START SUPPLIED MATERIAL
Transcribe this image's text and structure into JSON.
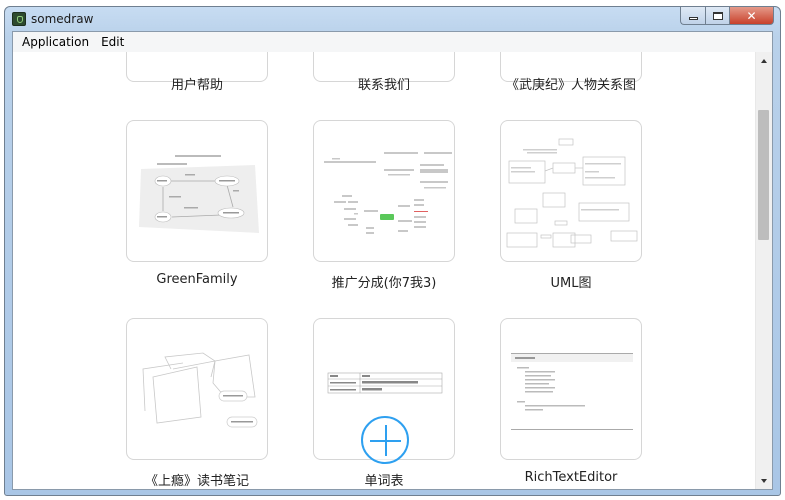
{
  "window": {
    "title": "somedraw",
    "controls": {
      "minimize_icon": "minimize-icon",
      "maximize_icon": "maximize-icon",
      "close_icon": "close-icon",
      "close_glyph": "✕"
    }
  },
  "menubar": {
    "items": [
      {
        "label": "Application"
      },
      {
        "label": "Edit"
      }
    ]
  },
  "gallery": {
    "rows": [
      {
        "items": [
          {
            "label": "用户帮助",
            "thumbnail": "blank"
          },
          {
            "label": "联系我们",
            "thumbnail": "blank"
          },
          {
            "label": "《武庚纪》人物关系图",
            "thumbnail": "blank"
          }
        ]
      },
      {
        "items": [
          {
            "label": "GreenFamily",
            "thumbnail": "family-diagram"
          },
          {
            "label": "推广分成(你7我3)",
            "thumbnail": "mindmap"
          },
          {
            "label": "UML图",
            "thumbnail": "uml-diagram"
          }
        ]
      },
      {
        "items": [
          {
            "label": "《上瘾》读书笔记",
            "thumbnail": "paper-notes"
          },
          {
            "label": "单词表",
            "thumbnail": "word-table"
          },
          {
            "label": "RichTextEditor",
            "thumbnail": "rich-text"
          }
        ]
      }
    ],
    "add_button_icon": "plus-icon"
  },
  "scrollbar": {
    "position_fraction": 0.2,
    "visible_fraction": 0.3
  },
  "colors": {
    "accent": "#2ea0f0",
    "mindmap_root": "#5ac85a"
  }
}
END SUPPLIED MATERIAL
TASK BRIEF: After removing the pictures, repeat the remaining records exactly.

OUTPUT:
Transcribe this image's text and structure into JSON.
{
  "window": {
    "title": "somedraw",
    "controls": {
      "minimize_icon": "minimize-icon",
      "maximize_icon": "maximize-icon",
      "close_icon": "close-icon",
      "close_glyph": "✕"
    }
  },
  "menubar": {
    "items": [
      {
        "label": "Application"
      },
      {
        "label": "Edit"
      }
    ]
  },
  "gallery": {
    "rows": [
      {
        "items": [
          {
            "label": "用户帮助",
            "thumbnail": "blank"
          },
          {
            "label": "联系我们",
            "thumbnail": "blank"
          },
          {
            "label": "《武庚纪》人物关系图",
            "thumbnail": "blank"
          }
        ]
      },
      {
        "items": [
          {
            "label": "GreenFamily",
            "thumbnail": "family-diagram"
          },
          {
            "label": "推广分成(你7我3)",
            "thumbnail": "mindmap"
          },
          {
            "label": "UML图",
            "thumbnail": "uml-diagram"
          }
        ]
      },
      {
        "items": [
          {
            "label": "《上瘾》读书笔记",
            "thumbnail": "paper-notes"
          },
          {
            "label": "单词表",
            "thumbnail": "word-table"
          },
          {
            "label": "RichTextEditor",
            "thumbnail": "rich-text"
          }
        ]
      }
    ],
    "add_button_icon": "plus-icon"
  },
  "scrollbar": {
    "position_fraction": 0.2,
    "visible_fraction": 0.3
  },
  "colors": {
    "accent": "#2ea0f0",
    "mindmap_root": "#5ac85a"
  }
}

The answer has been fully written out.